FADC chief: We may need to declare state of emergency to confront terror wave

In the last few weeks, there have been several terror attacks, in some instances multiple attacks within the Israeli Green Line in less than 24 hours.

 Israeli police officers and rescue forces are seen at the scene of a shooting attack in Bnei Brak, March 29, 2022. (photo credit: AVSHALOM SASSONI/FLASH90)
Israeli police officers and rescue forces are seen at the scene of a shooting attack in Bnei Brak, March 29, 2022.
(photo credit: AVSHALOM SASSONI/FLASH90)

Knesset Foreign Affairs and Defense Chairman (FADC) Ram Ben Barak said Monday that the government may need to declare a state of emergency to cope with the ongoing terror wave.

In the last few weeks, there have been several terror attacks, in some instances multiple unrelated attacks in different cities within the Israeli Green Line in less than 24 hours.

Speaking at a joint session of the FADC and the Knesset Interior Committee, led by Chairwoman Meirav Ben Ari, Ben Barak said, “I appreciate that the Police has known how to act with restraint and prevent deterioration. There are two categories of terror: internal and Palestinian. Regarding Palestinian terror, we will not hold back any efforts and the security forces are doing all that is required, including arrests under fire.”

“In addition, we should build up the forces along the border fence until it is completed. Regarding terror originating from within the country, we have gotten to the point where we should weigh declaring a state of emergency for a period of time, to use emergency laws in order to eliminate the phenomenon,” he said.

The FADC Chairman said, “We should use administrative detention and stiffen sentences regarding incitement. The criminal, the nationalistic and terror are mixing together. We must restore public order and sovereignty.”

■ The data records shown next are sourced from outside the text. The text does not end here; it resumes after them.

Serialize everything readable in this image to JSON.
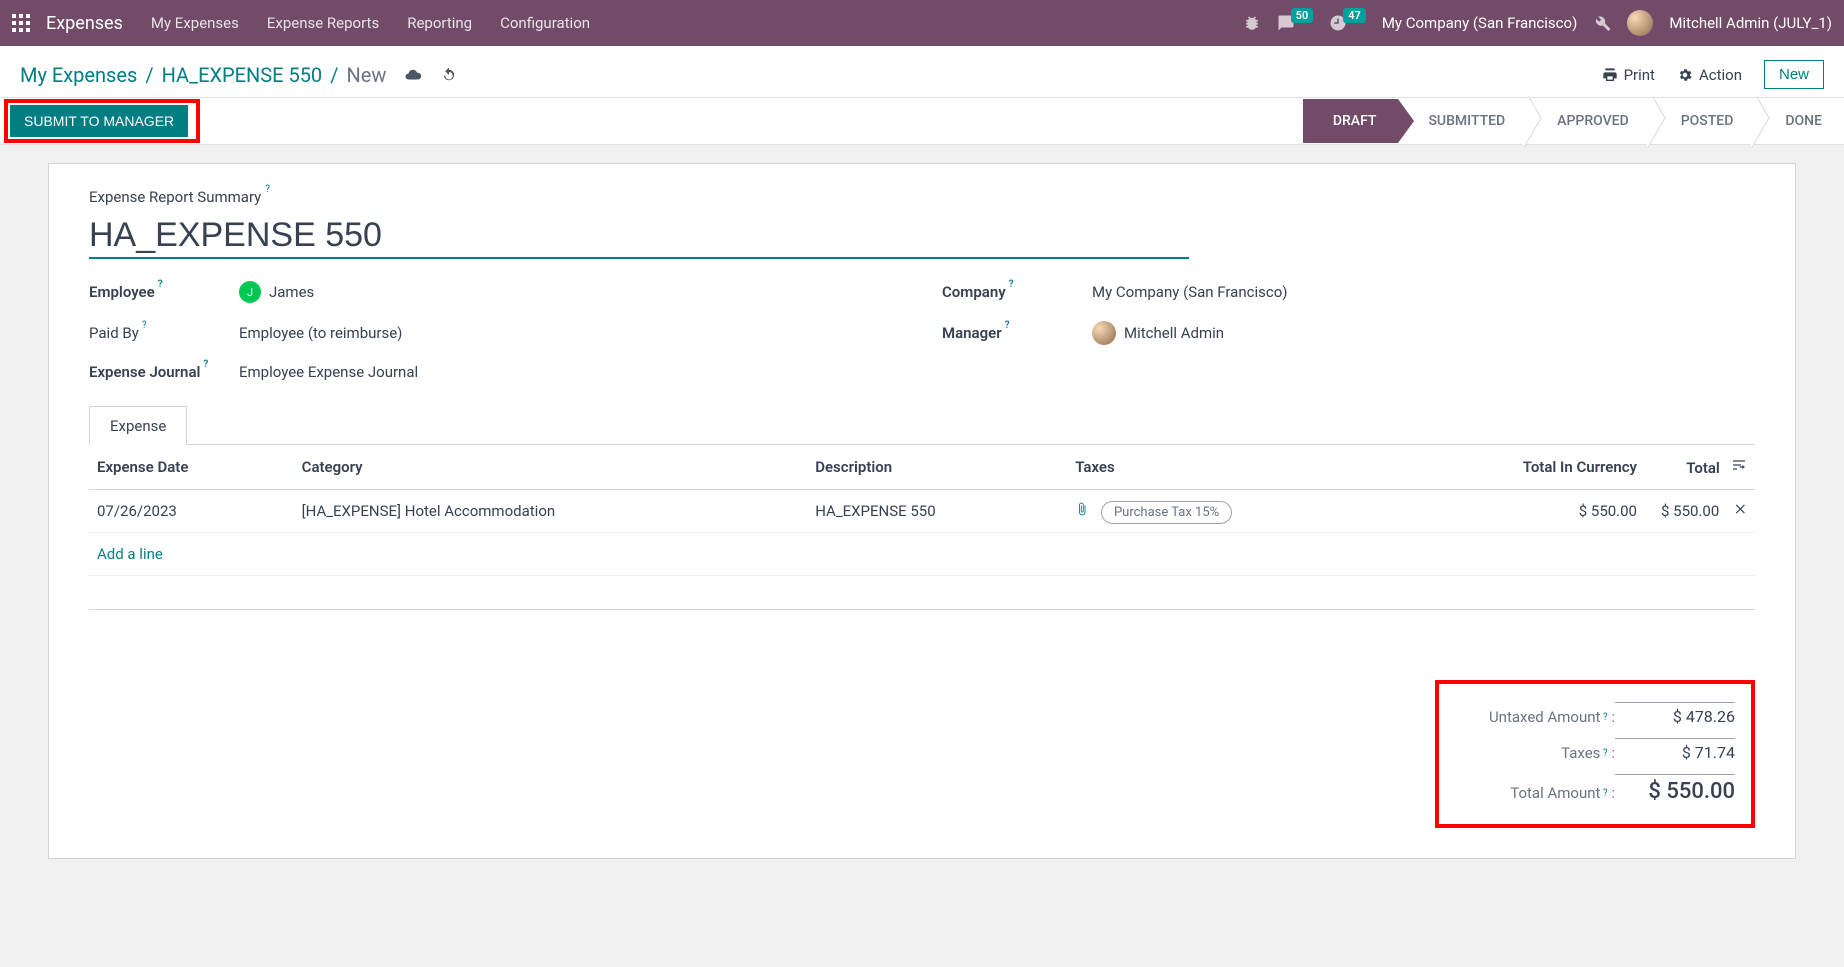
{
  "nav": {
    "brand": "Expenses",
    "items": [
      "My Expenses",
      "Expense Reports",
      "Reporting",
      "Configuration"
    ],
    "company": "My Company (San Francisco)",
    "user": "Mitchell Admin (JULY_1)",
    "msg_badge": "50",
    "clock_badge": "47"
  },
  "breadcrumb": {
    "root": "My Expenses",
    "mid": "HA_EXPENSE 550",
    "leaf": "New"
  },
  "controls": {
    "print": "Print",
    "action": "Action",
    "new": "New",
    "submit": "SUBMIT TO MANAGER"
  },
  "stages": [
    "DRAFT",
    "SUBMITTED",
    "APPROVED",
    "POSTED",
    "DONE"
  ],
  "form": {
    "summary_label": "Expense Report Summary",
    "title": "HA_EXPENSE 550",
    "employee_label": "Employee",
    "employee_initial": "J",
    "employee_name": "James",
    "paidby_label": "Paid By",
    "paidby_value": "Employee (to reimburse)",
    "journal_label": "Expense Journal",
    "journal_value": "Employee Expense Journal",
    "company_label": "Company",
    "company_value": "My Company (San Francisco)",
    "manager_label": "Manager",
    "manager_value": "Mitchell Admin"
  },
  "tab_label": "Expense",
  "columns": {
    "date": "Expense Date",
    "category": "Category",
    "description": "Description",
    "taxes": "Taxes",
    "total_currency": "Total In Currency",
    "total": "Total"
  },
  "line": {
    "date": "07/26/2023",
    "category": "[HA_EXPENSE] Hotel Accommodation",
    "description": "HA_EXPENSE 550",
    "tax": "Purchase Tax 15%",
    "total_currency": "$ 550.00",
    "total": "$ 550.00"
  },
  "add_line": "Add a line",
  "totals": {
    "untaxed_label": "Untaxed Amount",
    "untaxed_value": "$ 478.26",
    "taxes_label": "Taxes",
    "taxes_value": "$ 71.74",
    "grand_label": "Total Amount",
    "grand_value": "$ 550.00"
  }
}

 POLICE OFFICERS and rescue forces are seen at the scene of Tuesday night’s terror attack in Bnei Brak.  (credit: OLIVIER FITOUSSI/FLASH90) POLICE OFFICERS and rescue forces are seen at the scene of Tuesday night’s terror attack in Bnei Brak. (credit: OLIVIER FITOUSSI/FLASH90)

Ben Ari said that the border fence must be completed, but that given that this would take time, there needed to be more immediate security solutions, such as increasing the volume of police and especially border police forces.

She said that she and others were leading the push for allocating an additional NIS 70 million to the Police to handle the issue as the first of three periodic payments toward increasing law enforcement’s resources for combating the terror wave.

Both indirectly pointed the finger at prior governments for neglecting finishing the border fence over many years dating back to its establishment around 2004.

Former Shin Bet director and Likud MK Avi Dichter said, “the IDF has tried to escape responsibility for the border fence for years, but that the IDF should be held responsible and that it cannot be that it can be penetrated in a wide number of areas.”

Dichter said that the Police cannot function effectively in fighting the terror wave when their budget is a mere NIS 3 billion and 80% of that budget goes to paying salaries.

The former Shin bet director also threatened the judiciary branch that if courts did not start giving harsher sentences for incitement, the Knesset would need to set minimum sentences.  

Likud MK Ofir Akunis said that the opposition would not oppose increasing the Police budgets, but would demand a new law revoking citizenship for terrorists.

The coalition has not taken up the negating citizenship issue in general due to legal concerns, though some members have called for a mild form of penalizing citizenship rights or statuses.

Partially responding to Dichter, Justice Ministry representative Gavriela Fisman reminded those present that the Knesset passed a new temporary emergency law a couple of months ago which already set minimum sentencing standards for weapons-related crimes.

Next, Fisman said the ministry was trying to move forward with legislation for searches and seizures without a warrant in the event of a suspected serious felony involving weaponry.

She also recalled to the committee that IDF soldiers cannot perform policing functions and can, at most, accompany police officers to provide back-up in the case of an altercation.   

IDF Operations Commander Col. Yisrael Shomer said that the IDF has contributed 1,300 additional soldiers to assist the Police and the border police during the current terror wave.

He also said that the IDF was working hard at a strategic level to cut-off any connection or momentum between terror developments in the West Bank, in Gaza or within Israel, especially regarding Jerusalem.

Police operations official Ofir Binder discussed the importance of the Police working in conjunction with the IDF, the Shin Bet and other security forces as well as increased training, providing better equipment and arms, urgency and alertness for the Police.